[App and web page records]
━━━━━━━━━━━━━━━━━━━━
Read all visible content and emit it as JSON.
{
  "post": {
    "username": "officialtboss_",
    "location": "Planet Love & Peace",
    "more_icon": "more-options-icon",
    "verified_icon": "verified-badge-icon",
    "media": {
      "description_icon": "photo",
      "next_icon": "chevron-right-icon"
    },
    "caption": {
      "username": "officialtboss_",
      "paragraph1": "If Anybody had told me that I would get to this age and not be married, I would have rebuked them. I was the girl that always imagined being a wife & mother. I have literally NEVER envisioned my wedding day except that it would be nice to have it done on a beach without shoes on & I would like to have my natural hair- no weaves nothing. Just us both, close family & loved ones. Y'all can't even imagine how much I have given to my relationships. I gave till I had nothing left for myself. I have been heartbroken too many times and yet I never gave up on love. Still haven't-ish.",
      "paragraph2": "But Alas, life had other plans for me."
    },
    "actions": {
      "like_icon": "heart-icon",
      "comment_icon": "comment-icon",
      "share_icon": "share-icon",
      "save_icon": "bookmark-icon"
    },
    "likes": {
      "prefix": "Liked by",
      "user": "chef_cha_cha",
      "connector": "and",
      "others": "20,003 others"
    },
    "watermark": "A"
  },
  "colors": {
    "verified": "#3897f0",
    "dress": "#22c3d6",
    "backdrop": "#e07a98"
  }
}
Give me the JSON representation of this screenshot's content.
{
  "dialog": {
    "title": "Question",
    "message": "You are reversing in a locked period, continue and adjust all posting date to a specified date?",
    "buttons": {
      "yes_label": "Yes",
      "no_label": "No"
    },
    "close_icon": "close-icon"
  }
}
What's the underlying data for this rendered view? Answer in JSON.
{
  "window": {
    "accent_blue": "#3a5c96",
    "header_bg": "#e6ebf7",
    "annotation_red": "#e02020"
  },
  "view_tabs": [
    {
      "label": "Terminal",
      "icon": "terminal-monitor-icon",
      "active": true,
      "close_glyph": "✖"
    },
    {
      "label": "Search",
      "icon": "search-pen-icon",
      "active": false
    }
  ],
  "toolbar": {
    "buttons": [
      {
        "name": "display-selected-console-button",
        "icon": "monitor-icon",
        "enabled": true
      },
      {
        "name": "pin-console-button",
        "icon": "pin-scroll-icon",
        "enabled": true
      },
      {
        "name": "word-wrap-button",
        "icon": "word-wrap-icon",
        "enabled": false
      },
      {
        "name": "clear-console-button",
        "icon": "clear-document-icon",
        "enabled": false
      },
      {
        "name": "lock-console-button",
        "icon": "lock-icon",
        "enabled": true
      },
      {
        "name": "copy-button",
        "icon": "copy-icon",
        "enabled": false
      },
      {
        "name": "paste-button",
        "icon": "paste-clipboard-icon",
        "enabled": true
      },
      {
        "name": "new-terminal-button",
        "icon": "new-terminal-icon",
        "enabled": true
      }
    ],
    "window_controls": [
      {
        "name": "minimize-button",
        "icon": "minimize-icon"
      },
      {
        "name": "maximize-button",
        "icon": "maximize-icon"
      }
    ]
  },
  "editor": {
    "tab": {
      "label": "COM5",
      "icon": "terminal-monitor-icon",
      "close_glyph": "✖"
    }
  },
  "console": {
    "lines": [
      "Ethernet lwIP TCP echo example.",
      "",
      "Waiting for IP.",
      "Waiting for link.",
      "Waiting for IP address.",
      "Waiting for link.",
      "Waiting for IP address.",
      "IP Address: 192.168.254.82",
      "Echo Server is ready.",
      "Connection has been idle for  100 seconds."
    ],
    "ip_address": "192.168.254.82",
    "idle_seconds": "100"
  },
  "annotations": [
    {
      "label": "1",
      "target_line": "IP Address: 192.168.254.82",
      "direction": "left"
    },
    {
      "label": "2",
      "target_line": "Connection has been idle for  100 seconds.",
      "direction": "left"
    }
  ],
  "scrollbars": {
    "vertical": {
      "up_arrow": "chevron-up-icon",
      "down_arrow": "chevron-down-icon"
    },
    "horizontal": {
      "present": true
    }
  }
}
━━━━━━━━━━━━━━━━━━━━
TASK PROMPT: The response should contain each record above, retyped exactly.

RESPONSE:
Read all visible content and emit it as JSON.
{
  "post": {
    "username": "officialtboss_",
    "location": "Planet Love & Peace",
    "more_icon": "more-options-icon",
    "verified_icon": "verified-badge-icon",
    "media": {
      "description_icon": "photo",
      "next_icon": "chevron-right-icon"
    },
    "caption": {
      "username": "officialtboss_",
      "paragraph1": "If Anybody had told me that I would get to this age and not be married, I would have rebuked them. I was the girl that always imagined being a wife & mother. I have literally NEVER envisioned my wedding day except that it would be nice to have it done on a beach without shoes on & I would like to have my natural hair- no weaves nothing. Just us both, close family & loved ones. Y'all can't even imagine how much I have given to my relationships. I gave till I had nothing left for myself. I have been heartbroken too many times and yet I never gave up on love. Still haven't-ish.",
      "paragraph2": "But Alas, life had other plans for me."
    },
    "actions": {
      "like_icon": "heart-icon",
      "comment_icon": "comment-icon",
      "share_icon": "share-icon",
      "save_icon": "bookmark-icon"
    },
    "likes": {
      "prefix": "Liked by",
      "user": "chef_cha_cha",
      "connector": "and",
      "others": "20,003 others"
    },
    "watermark": "A"
  },
  "colors": {
    "verified": "#3897f0",
    "dress": "#22c3d6",
    "backdrop": "#e07a98"
  }
}
Give me the JSON representation of this screenshot's content.
{
  "dialog": {
    "title": "Question",
    "message": "You are reversing in a locked period, continue and adjust all posting date to a specified date?",
    "buttons": {
      "yes_label": "Yes",
      "no_label": "No"
    },
    "close_icon": "close-icon"
  }
}
What's the underlying data for this rendered view? Answer in JSON.
{
  "window": {
    "accent_blue": "#3a5c96",
    "header_bg": "#e6ebf7",
    "annotation_red": "#e02020"
  },
  "view_tabs": [
    {
      "label": "Terminal",
      "icon": "terminal-monitor-icon",
      "active": true,
      "close_glyph": "✖"
    },
    {
      "label": "Search",
      "icon": "search-pen-icon",
      "active": false
    }
  ],
  "toolbar": {
    "buttons": [
      {
        "name": "display-selected-console-button",
        "icon": "monitor-icon",
        "enabled": true
      },
      {
        "name": "pin-console-button",
        "icon": "pin-scroll-icon",
        "enabled": true
      },
      {
        "name": "word-wrap-button",
        "icon": "word-wrap-icon",
        "enabled": false
      },
      {
        "name": "clear-console-button",
        "icon": "clear-document-icon",
        "enabled": false
      },
      {
        "name": "lock-console-button",
        "icon": "lock-icon",
        "enabled": true
      },
      {
        "name": "copy-button",
        "icon": "copy-icon",
        "enabled": false
      },
      {
        "name": "paste-button",
        "icon": "paste-clipboard-icon",
        "enabled": true
      },
      {
        "name": "new-terminal-button",
        "icon": "new-terminal-icon",
        "enabled": true
      }
    ],
    "window_controls": [
      {
        "name": "minimize-button",
        "icon": "minimize-icon"
      },
      {
        "name": "maximize-button",
        "icon": "maximize-icon"
      }
    ]
  },
  "editor": {
    "tab": {
      "label": "COM5",
      "icon": "terminal-monitor-icon",
      "close_glyph": "✖"
    }
  },
  "console": {
    "lines": [
      "Ethernet lwIP TCP echo example.",
      "",
      "Waiting for IP.",
      "Waiting for link.",
      "Waiting for IP address.",
      "Waiting for link.",
      "Waiting for IP address.",
      "IP Address: 192.168.254.82",
      "Echo Server is ready.",
      "Connection has been idle for  100 seconds."
    ],
    "ip_address": "192.168.254.82",
    "idle_seconds": "100"
  },
  "annotations": [
    {
      "label": "1",
      "target_line": "IP Address: 192.168.254.82",
      "direction": "left"
    },
    {
      "label": "2",
      "target_line": "Connection has been idle for  100 seconds.",
      "direction": "left"
    }
  ],
  "scrollbars": {
    "vertical": {
      "up_arrow": "chevron-up-icon",
      "down_arrow": "chevron-down-icon"
    },
    "horizontal": {
      "present": true
    }
  }
}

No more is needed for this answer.